» **Exercise requirements**:
The number of lines containing "hours" is the only answer wanted; work it out from the entries below.
*** Input
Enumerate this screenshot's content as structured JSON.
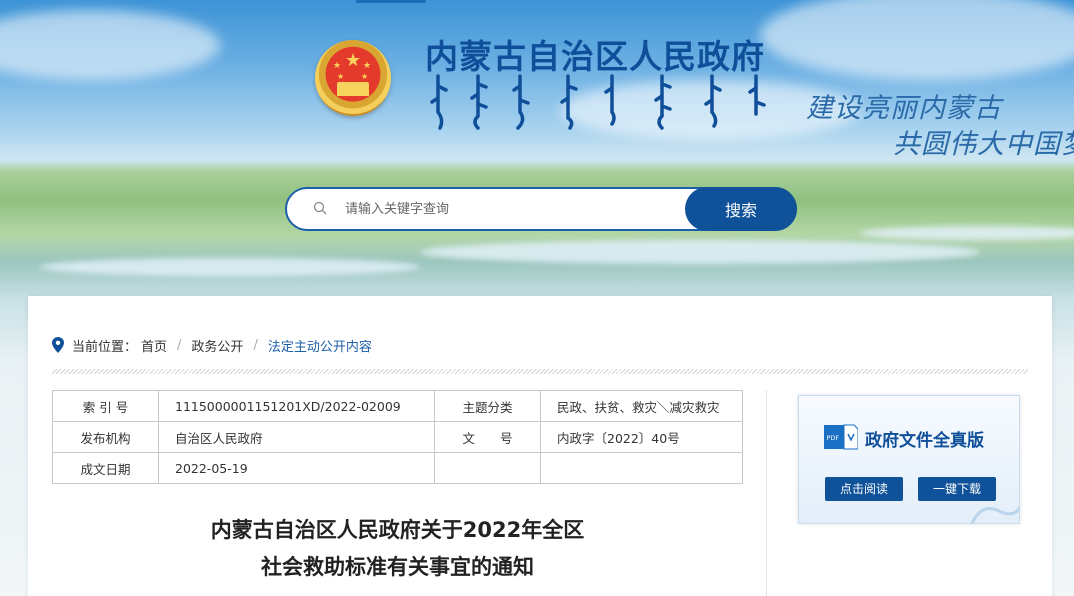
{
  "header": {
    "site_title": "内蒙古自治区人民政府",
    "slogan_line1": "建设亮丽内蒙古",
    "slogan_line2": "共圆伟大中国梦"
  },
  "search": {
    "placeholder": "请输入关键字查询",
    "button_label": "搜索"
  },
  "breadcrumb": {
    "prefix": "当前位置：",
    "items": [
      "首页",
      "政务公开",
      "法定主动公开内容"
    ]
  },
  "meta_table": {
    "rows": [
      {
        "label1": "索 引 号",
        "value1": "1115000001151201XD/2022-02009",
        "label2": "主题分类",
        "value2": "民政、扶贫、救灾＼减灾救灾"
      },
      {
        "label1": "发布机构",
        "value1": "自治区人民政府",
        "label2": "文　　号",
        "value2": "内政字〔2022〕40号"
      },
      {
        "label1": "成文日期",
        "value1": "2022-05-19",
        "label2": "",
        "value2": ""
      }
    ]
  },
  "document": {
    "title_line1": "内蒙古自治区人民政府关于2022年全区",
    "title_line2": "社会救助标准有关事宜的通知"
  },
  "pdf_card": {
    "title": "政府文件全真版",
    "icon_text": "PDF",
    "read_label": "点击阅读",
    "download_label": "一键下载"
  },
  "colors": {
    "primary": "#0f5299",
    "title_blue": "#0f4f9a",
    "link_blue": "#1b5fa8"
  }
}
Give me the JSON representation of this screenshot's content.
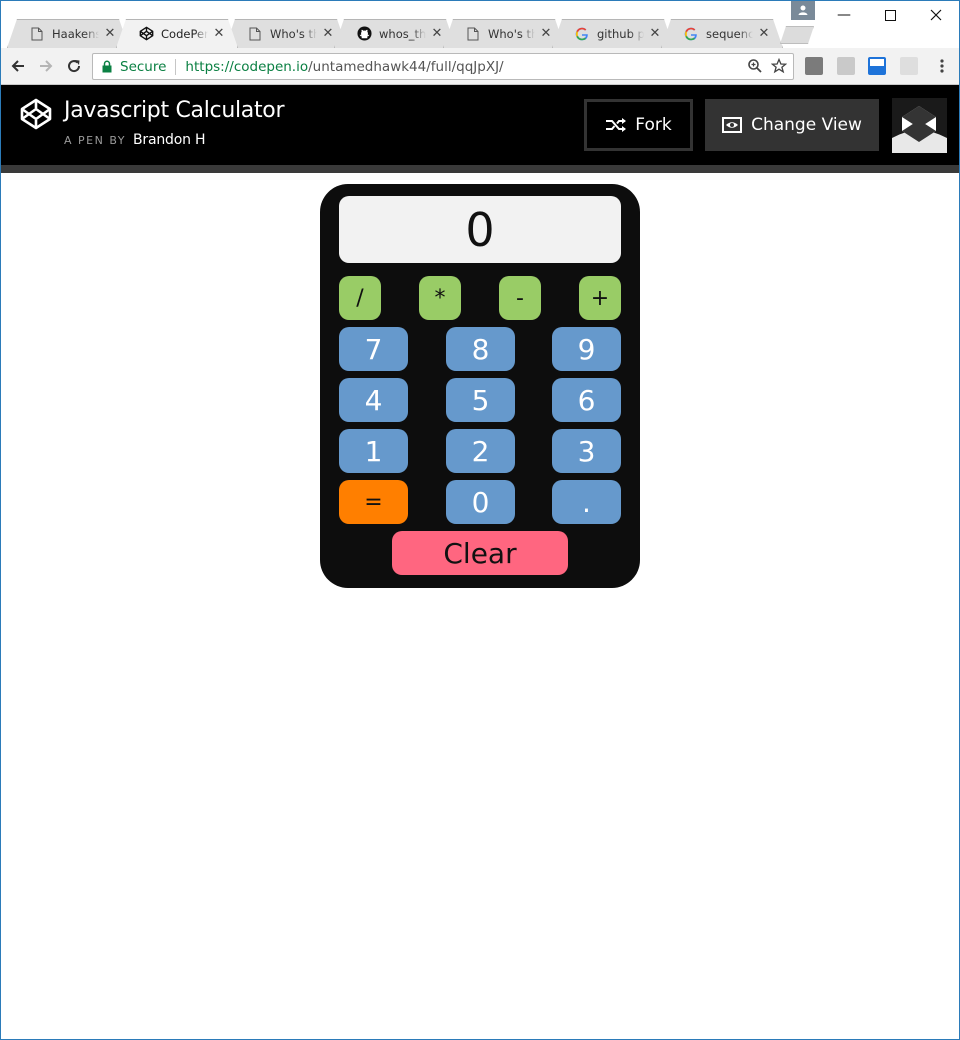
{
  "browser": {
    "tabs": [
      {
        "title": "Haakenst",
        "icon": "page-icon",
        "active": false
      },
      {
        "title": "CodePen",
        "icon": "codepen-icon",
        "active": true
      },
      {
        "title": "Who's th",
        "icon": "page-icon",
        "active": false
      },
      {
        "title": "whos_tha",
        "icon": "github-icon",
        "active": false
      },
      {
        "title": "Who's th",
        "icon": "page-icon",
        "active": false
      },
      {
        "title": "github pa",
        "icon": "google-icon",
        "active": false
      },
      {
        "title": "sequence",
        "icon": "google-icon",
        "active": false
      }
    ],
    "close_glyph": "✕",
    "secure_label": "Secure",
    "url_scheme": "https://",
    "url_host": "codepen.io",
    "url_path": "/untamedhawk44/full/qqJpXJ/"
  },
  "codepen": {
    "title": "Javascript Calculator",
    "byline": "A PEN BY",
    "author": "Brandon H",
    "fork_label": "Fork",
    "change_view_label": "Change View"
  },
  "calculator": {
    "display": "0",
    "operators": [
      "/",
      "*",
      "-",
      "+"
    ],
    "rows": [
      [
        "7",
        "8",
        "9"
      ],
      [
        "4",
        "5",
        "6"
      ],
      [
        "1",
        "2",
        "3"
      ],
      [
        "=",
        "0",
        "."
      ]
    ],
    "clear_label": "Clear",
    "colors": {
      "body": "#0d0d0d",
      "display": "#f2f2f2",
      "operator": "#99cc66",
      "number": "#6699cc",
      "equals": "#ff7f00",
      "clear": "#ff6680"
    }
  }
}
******
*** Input
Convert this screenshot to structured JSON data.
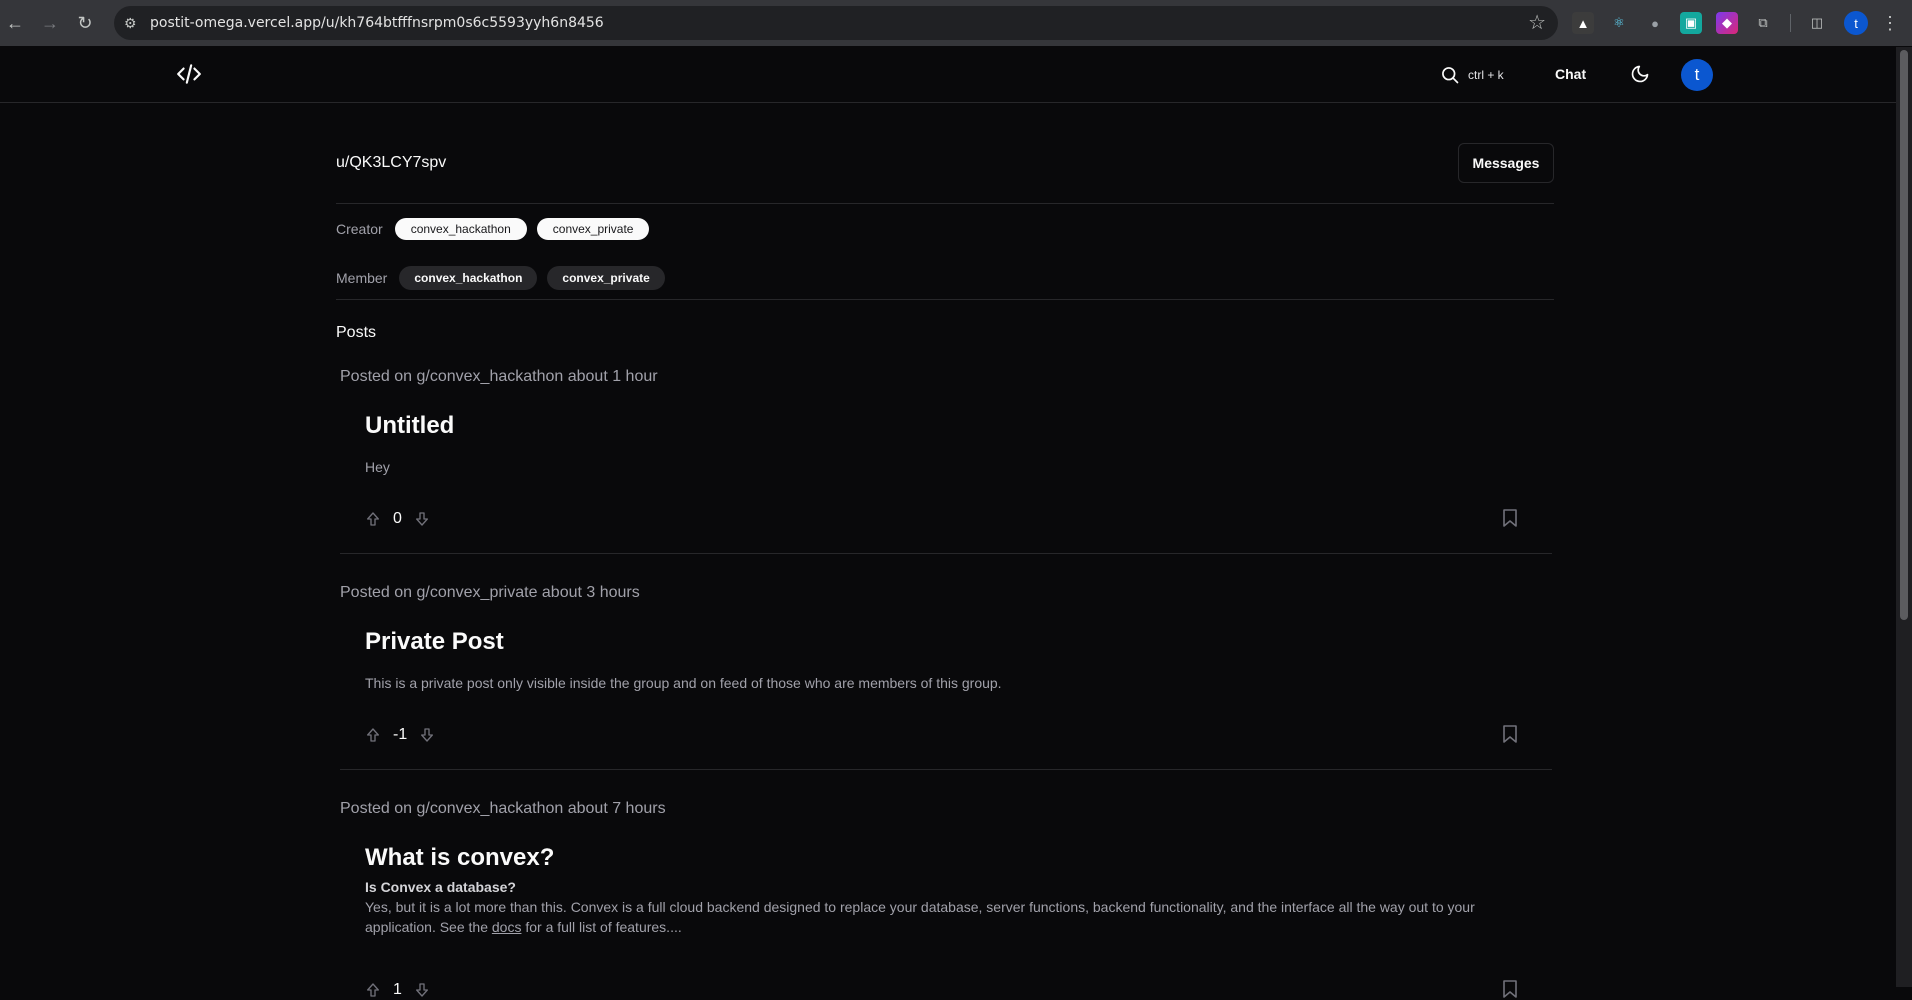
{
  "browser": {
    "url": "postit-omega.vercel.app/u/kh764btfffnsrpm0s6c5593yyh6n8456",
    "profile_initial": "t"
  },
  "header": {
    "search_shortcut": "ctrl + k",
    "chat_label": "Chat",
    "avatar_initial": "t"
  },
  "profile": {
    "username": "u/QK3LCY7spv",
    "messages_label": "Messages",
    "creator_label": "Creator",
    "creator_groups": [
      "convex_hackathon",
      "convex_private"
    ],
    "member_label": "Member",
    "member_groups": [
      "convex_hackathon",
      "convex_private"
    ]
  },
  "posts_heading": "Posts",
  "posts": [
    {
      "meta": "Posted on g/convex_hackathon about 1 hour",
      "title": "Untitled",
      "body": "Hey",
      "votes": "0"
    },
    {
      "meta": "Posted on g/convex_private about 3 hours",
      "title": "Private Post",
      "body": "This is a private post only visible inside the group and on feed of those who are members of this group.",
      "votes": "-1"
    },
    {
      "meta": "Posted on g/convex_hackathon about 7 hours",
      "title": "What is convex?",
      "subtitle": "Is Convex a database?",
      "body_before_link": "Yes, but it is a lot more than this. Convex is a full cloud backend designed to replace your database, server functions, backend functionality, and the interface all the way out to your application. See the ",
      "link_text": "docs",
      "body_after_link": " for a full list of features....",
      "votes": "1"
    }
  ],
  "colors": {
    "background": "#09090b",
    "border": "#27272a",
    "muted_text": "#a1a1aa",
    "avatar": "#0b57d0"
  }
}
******
» **Solution for this task**:
2